Walter Benjamin’s Famous 1936 essay, The Work of Art in The Age of Mechanical Reproduction (influential in the field of art history and cultural studies) claims that, “In principle a work of art has always been reproducible”. Benjamin, a respected German philosopher, social and literary critic, suggests, that the invention of the camera ruined the primary meaning of art through aesthetics, aura, means of reproduction and perspective. Also, John Berger, a respected art critic, wrote a similar analysis, called Ways of Seeing (often used as university text) whose ideas on art stem from Benjamin. While Mike Poster’s essay, “The Aesthetics of Distracting Media”, provides a counter argument against the claims above.

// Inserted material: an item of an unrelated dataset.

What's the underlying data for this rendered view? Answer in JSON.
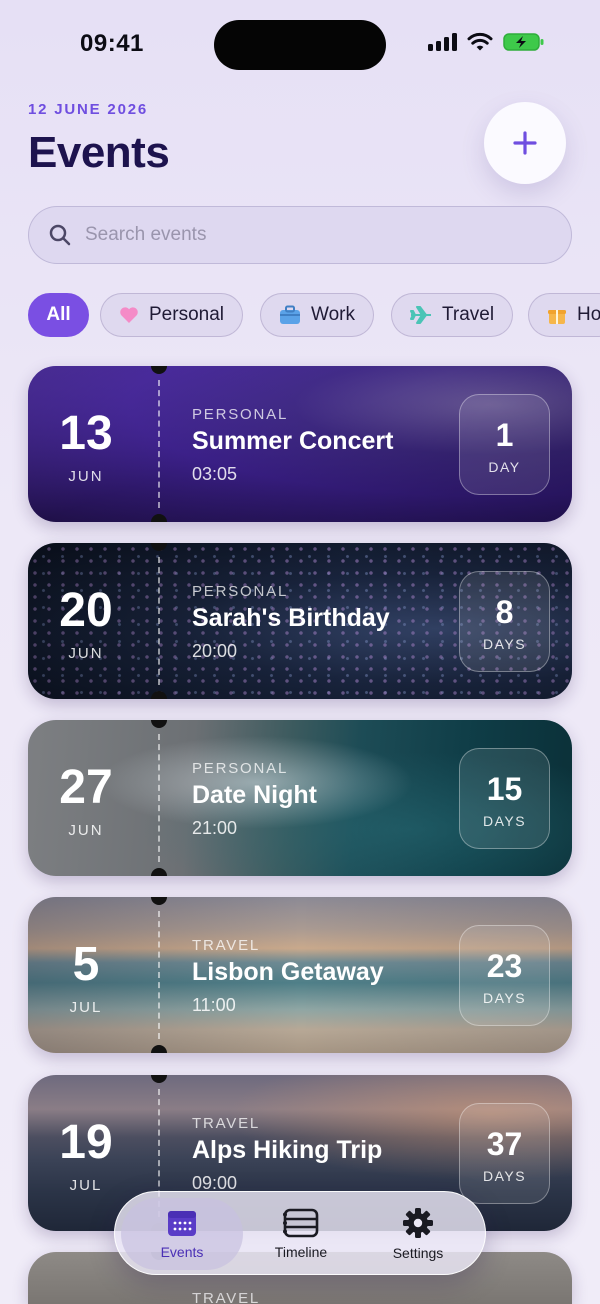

Art can change through a variety of ways. The device, such as a camera, can capture a digital copy of a physical object in a blink of a second and change the perspective completely. Environment sets the mood for how a piece of art is supposed to influence the audience. Reproduction can drastically change a piece of art by simply degrading something that took hours to accomplish and perfect. Perspective sets the mood and feeling of the art piece which is greatly affected by the environment. Lastly, manipulation distorts the originality and authenticity of an art piece.